ACTIVITY: Repeat the entries below exactly and in full.
═════ DATA FOR PROCESSING
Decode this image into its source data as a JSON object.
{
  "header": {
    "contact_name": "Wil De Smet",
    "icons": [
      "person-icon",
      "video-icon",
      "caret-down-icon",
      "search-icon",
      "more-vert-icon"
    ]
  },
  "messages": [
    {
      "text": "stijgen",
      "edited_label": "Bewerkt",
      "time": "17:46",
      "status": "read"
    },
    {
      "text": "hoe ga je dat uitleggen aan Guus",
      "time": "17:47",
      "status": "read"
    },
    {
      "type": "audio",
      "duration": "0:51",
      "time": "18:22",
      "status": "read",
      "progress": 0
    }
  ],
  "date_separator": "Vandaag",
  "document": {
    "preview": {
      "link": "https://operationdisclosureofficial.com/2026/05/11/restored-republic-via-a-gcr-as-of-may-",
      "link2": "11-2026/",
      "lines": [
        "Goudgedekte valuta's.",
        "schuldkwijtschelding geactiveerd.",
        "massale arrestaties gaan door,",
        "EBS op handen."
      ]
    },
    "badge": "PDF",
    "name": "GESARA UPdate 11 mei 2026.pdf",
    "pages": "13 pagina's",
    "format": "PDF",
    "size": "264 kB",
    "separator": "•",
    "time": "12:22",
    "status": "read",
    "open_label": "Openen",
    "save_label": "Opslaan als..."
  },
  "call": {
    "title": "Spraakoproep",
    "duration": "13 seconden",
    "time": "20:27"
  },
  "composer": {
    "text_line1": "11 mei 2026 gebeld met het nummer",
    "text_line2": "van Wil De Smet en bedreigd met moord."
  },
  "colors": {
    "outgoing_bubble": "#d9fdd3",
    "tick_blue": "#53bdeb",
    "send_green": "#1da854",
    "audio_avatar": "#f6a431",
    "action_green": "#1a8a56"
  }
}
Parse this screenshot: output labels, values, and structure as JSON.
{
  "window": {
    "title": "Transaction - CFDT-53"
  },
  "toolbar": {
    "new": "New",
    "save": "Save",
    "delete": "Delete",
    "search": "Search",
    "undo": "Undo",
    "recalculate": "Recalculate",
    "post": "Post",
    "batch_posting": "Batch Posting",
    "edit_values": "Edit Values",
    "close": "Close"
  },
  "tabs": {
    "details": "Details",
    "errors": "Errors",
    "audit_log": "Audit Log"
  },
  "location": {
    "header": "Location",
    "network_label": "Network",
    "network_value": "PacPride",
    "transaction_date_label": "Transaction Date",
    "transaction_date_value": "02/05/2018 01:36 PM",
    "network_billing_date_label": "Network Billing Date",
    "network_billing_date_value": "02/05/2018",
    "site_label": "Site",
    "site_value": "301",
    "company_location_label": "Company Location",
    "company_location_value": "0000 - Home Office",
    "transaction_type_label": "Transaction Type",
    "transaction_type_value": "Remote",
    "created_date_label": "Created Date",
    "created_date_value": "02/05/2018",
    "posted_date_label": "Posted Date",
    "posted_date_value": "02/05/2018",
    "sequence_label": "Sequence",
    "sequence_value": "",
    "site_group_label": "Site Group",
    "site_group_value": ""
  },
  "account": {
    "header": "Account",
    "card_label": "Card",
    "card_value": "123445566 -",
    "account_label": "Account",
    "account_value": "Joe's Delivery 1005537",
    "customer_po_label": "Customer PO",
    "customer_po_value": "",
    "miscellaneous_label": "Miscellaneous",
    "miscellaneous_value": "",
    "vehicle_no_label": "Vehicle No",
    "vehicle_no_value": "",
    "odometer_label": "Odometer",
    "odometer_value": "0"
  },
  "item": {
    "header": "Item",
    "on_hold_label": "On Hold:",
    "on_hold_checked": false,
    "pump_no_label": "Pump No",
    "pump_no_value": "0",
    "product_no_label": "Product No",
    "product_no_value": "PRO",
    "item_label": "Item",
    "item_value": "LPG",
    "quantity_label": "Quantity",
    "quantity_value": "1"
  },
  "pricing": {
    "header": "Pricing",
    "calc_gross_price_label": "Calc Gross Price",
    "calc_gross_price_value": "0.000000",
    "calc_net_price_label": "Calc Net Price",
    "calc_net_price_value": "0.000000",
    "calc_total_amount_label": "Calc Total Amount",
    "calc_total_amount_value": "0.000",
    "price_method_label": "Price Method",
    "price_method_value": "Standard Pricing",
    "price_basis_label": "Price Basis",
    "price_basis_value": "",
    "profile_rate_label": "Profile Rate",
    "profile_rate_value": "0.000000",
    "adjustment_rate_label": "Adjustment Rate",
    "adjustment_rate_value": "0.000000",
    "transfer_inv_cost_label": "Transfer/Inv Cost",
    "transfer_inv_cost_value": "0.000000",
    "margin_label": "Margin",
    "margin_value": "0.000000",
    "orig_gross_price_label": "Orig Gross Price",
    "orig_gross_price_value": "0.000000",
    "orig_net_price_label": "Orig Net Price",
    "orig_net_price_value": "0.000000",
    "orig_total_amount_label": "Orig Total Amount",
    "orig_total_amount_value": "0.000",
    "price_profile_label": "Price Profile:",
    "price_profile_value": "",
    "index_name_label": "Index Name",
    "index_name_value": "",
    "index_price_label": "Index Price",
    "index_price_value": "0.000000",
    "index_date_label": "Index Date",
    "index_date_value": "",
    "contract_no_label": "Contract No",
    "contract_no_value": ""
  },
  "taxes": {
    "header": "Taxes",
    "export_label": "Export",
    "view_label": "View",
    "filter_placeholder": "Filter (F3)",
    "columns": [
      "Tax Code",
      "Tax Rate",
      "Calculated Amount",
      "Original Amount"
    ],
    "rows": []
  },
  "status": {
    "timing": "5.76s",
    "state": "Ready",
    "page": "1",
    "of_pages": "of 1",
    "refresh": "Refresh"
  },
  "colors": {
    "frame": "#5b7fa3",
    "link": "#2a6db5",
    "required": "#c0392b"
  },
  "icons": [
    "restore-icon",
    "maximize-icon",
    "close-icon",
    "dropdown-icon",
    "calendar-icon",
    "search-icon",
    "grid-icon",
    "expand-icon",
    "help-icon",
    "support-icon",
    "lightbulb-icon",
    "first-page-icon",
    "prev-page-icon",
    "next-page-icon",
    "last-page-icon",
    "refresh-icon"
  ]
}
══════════
SOLUTION FOR THIS PROBLEM:
Decode this image into its source data as a JSON object.
{
  "header": {
    "contact_name": "Wil De Smet",
    "icons": [
      "person-icon",
      "video-icon",
      "caret-down-icon",
      "search-icon",
      "more-vert-icon"
    ]
  },
  "messages": [
    {
      "text": "stijgen",
      "edited_label": "Bewerkt",
      "time": "17:46",
      "status": "read"
    },
    {
      "text": "hoe ga je dat uitleggen aan Guus",
      "time": "17:47",
      "status": "read"
    },
    {
      "type": "audio",
      "duration": "0:51",
      "time": "18:22",
      "status": "read",
      "progress": 0
    }
  ],
  "date_separator": "Vandaag",
  "document": {
    "preview": {
      "link": "https://operationdisclosureofficial.com/2026/05/11/restored-republic-via-a-gcr-as-of-may-",
      "link2": "11-2026/",
      "lines": [
        "Goudgedekte valuta's.",
        "schuldkwijtschelding geactiveerd.",
        "massale arrestaties gaan door,",
        "EBS op handen."
      ]
    },
    "badge": "PDF",
    "name": "GESARA UPdate 11 mei 2026.pdf",
    "pages": "13 pagina's",
    "format": "PDF",
    "size": "264 kB",
    "separator": "•",
    "time": "12:22",
    "status": "read",
    "open_label": "Openen",
    "save_label": "Opslaan als..."
  },
  "call": {
    "title": "Spraakoproep",
    "duration": "13 seconden",
    "time": "20:27"
  },
  "composer": {
    "text_line1": "11 mei 2026 gebeld met het nummer",
    "text_line2": "van Wil De Smet en bedreigd met moord."
  },
  "colors": {
    "outgoing_bubble": "#d9fdd3",
    "tick_blue": "#53bdeb",
    "send_green": "#1da854",
    "audio_avatar": "#f6a431",
    "action_green": "#1a8a56"
  }
}
Parse this screenshot: output labels, values, and structure as JSON.
{
  "window": {
    "title": "Transaction - CFDT-53"
  },
  "toolbar": {
    "new": "New",
    "save": "Save",
    "delete": "Delete",
    "search": "Search",
    "undo": "Undo",
    "recalculate": "Recalculate",
    "post": "Post",
    "batch_posting": "Batch Posting",
    "edit_values": "Edit Values",
    "close": "Close"
  },
  "tabs": {
    "details": "Details",
    "errors": "Errors",
    "audit_log": "Audit Log"
  },
  "location": {
    "header": "Location",
    "network_label": "Network",
    "network_value": "PacPride",
    "transaction_date_label": "Transaction Date",
    "transaction_date_value": "02/05/2018 01:36 PM",
    "network_billing_date_label": "Network Billing Date",
    "network_billing_date_value": "02/05/2018",
    "site_label": "Site",
    "site_value": "301",
    "company_location_label": "Company Location",
    "company_location_value": "0000 - Home Office",
    "transaction_type_label": "Transaction Type",
    "transaction_type_value": "Remote",
    "created_date_label": "Created Date",
    "created_date_value": "02/05/2018",
    "posted_date_label": "Posted Date",
    "posted_date_value": "02/05/2018",
    "sequence_label": "Sequence",
    "sequence_value": "",
    "site_group_label": "Site Group",
    "site_group_value": ""
  },
  "account": {
    "header": "Account",
    "card_label": "Card",
    "card_value": "123445566 -",
    "account_label": "Account",
    "account_value": "Joe's Delivery 1005537",
    "customer_po_label": "Customer PO",
    "customer_po_value": "",
    "miscellaneous_label": "Miscellaneous",
    "miscellaneous_value": "",
    "vehicle_no_label": "Vehicle No",
    "vehicle_no_value": "",
    "odometer_label": "Odometer",
    "odometer_value": "0"
  },
  "item": {
    "header": "Item",
    "on_hold_label": "On Hold:",
    "on_hold_checked": false,
    "pump_no_label": "Pump No",
    "pump_no_value": "0",
    "product_no_label": "Product No",
    "product_no_value": "PRO",
    "item_label": "Item",
    "item_value": "LPG",
    "quantity_label": "Quantity",
    "quantity_value": "1"
  },
  "pricing": {
    "header": "Pricing",
    "calc_gross_price_label": "Calc Gross Price",
    "calc_gross_price_value": "0.000000",
    "calc_net_price_label": "Calc Net Price",
    "calc_net_price_value": "0.000000",
    "calc_total_amount_label": "Calc Total Amount",
    "calc_total_amount_value": "0.000",
    "price_method_label": "Price Method",
    "price_method_value": "Standard Pricing",
    "price_basis_label": "Price Basis",
    "price_basis_value": "",
    "profile_rate_label": "Profile Rate",
    "profile_rate_value": "0.000000",
    "adjustment_rate_label": "Adjustment Rate",
    "adjustment_rate_value": "0.000000",
    "transfer_inv_cost_label": "Transfer/Inv Cost",
    "transfer_inv_cost_value": "0.000000",
    "margin_label": "Margin",
    "margin_value": "0.000000",
    "orig_gross_price_label": "Orig Gross Price",
    "orig_gross_price_value": "0.000000",
    "orig_net_price_label": "Orig Net Price",
    "orig_net_price_value": "0.000000",
    "orig_total_amount_label": "Orig Total Amount",
    "orig_total_amount_value": "0.000",
    "price_profile_label": "Price Profile:",
    "price_profile_value": "",
    "index_name_label": "Index Name",
    "index_name_value": "",
    "index_price_label": "Index Price",
    "index_price_value": "0.000000",
    "index_date_label": "Index Date",
    "index_date_value": "",
    "contract_no_label": "Contract No",
    "contract_no_value": ""
  },
  "taxes": {
    "header": "Taxes",
    "export_label": "Export",
    "view_label": "View",
    "filter_placeholder": "Filter (F3)",
    "columns": [
      "Tax Code",
      "Tax Rate",
      "Calculated Amount",
      "Original Amount"
    ],
    "rows": []
  },
  "status": {
    "timing": "5.76s",
    "state": "Ready",
    "page": "1",
    "of_pages": "of 1",
    "refresh": "Refresh"
  },
  "colors": {
    "frame": "#5b7fa3",
    "link": "#2a6db5",
    "required": "#c0392b"
  },
  "icons": [
    "restore-icon",
    "maximize-icon",
    "close-icon",
    "dropdown-icon",
    "calendar-icon",
    "search-icon",
    "grid-icon",
    "expand-icon",
    "help-icon",
    "support-icon",
    "lightbulb-icon",
    "first-page-icon",
    "prev-page-icon",
    "next-page-icon",
    "last-page-icon",
    "refresh-icon"
  ]
}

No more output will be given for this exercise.